Dissent was unthinkable, she says. Offenders sweltered in "The Box," a 6-by-4-foot (1.8-by-1.2-meter) underground enclosure. Misbehaving children were dangled head-first into the well late at night. Loudspeakers broadcast Jones' voice at all hours.
In May 1978, Layton, a trusted financial lieutenant for Jones, slipped out of Guyana. She went to the U.S. consulate and later to newspapers with a warning: Jones was conducting drills for a mass murder-suicide.
But there was little official government action until November 1978, when U.S. Rep. Leo Ryan, who had been contacted by a number of people worried about their relatives in the Peoples Temple, decided to lead a delegation of reporters and relatives to Jonestown.
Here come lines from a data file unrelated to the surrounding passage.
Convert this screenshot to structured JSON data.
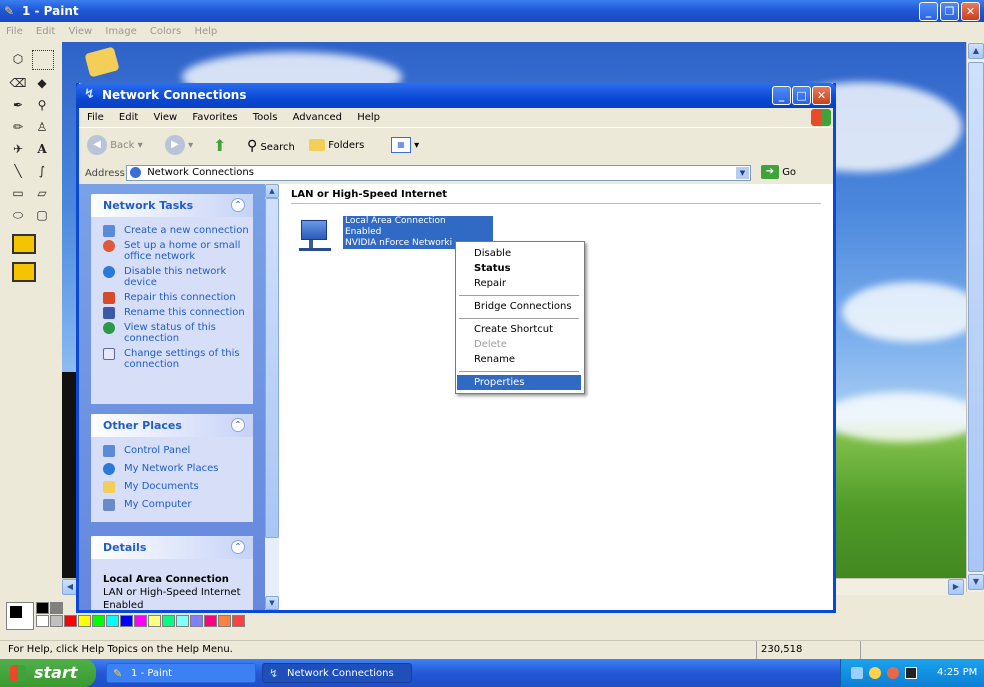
{
  "paint": {
    "title": "1 - Paint",
    "menu": [
      "File",
      "Edit",
      "View",
      "Image",
      "Colors",
      "Help"
    ],
    "status_text": "For Help, click Help Topics on the Help Menu.",
    "coords": "230,518"
  },
  "network": {
    "title": "Network Connections",
    "menu": [
      "File",
      "Edit",
      "View",
      "Favorites",
      "Tools",
      "Advanced",
      "Help"
    ],
    "toolbar": {
      "back": "Back",
      "search": "Search",
      "folders": "Folders"
    },
    "address_label": "Address",
    "address_value": "Network Connections",
    "go_label": "Go",
    "group_heading": "LAN or High-Speed Internet",
    "connection": {
      "name": "Local Area Connection",
      "status": "Enabled",
      "device": "NVIDIA nForce Networki"
    },
    "tasks_panel": {
      "title": "Network Tasks",
      "items": [
        {
          "label": "Create a new connection",
          "icon": "new-connection-icon"
        },
        {
          "label": "Set up a home or small office network",
          "icon": "home-network-icon"
        },
        {
          "label": "Disable this network device",
          "icon": "disable-device-icon"
        },
        {
          "label": "Repair this connection",
          "icon": "repair-icon"
        },
        {
          "label": "Rename this connection",
          "icon": "rename-icon"
        },
        {
          "label": "View status of this connection",
          "icon": "status-icon"
        },
        {
          "label": "Change settings of this connection",
          "icon": "settings-icon"
        }
      ]
    },
    "other_places": {
      "title": "Other Places",
      "items": [
        "Control Panel",
        "My Network Places",
        "My Documents",
        "My Computer"
      ]
    },
    "details": {
      "title": "Details",
      "name": "Local Area Connection",
      "type": "LAN or High-Speed Internet",
      "status": "Enabled"
    }
  },
  "context_menu": {
    "items": [
      "Disable",
      "Status",
      "Repair",
      "Bridge Connections",
      "Create Shortcut",
      "Delete",
      "Rename",
      "Properties"
    ]
  },
  "taskbar": {
    "start": "start",
    "buttons": [
      "1 - Paint",
      "Network Connections"
    ],
    "clock": "4:25 PM"
  },
  "colors": {
    "xp_blue": "#0a49d6",
    "task_link": "#215dc6",
    "selection": "#316ac5"
  }
}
Ryan's group arrived on November 17. Their visit began happily enough, but the mood soured after some Jonestown residents indicated they wanted to defect. The group was ambushed the next day as they tried to leave at a nearby airstrip. Ryan and four others were killed.
Later that night, Jones told his followers "the time has come for us to meet in another place," as the mass suicide began. He was found shot through the head.
Jynona Norwood, who lost 27 relatives in Jonestown, questions whether Jones was ever motivated by benevolence.
"Everybody wants to paint these pretty stories about how it started off OK. I personally believe that Jim had deep hatred in his heart from Day One."
Californian Fred Lewis lost his wife and seven children at Jonestown.
"I blame myself. I blame my wife," he told CNN. He also blames Jim Jones. "He was a con artist all the way."
But don't blame the victims, said one speaker at a memorial service held Tuesday at St. Mary's Cathedral in San Francisco.
"Remember the people of Jonestown, not for their horrible deaths, but for who they were -- people in search of a better world."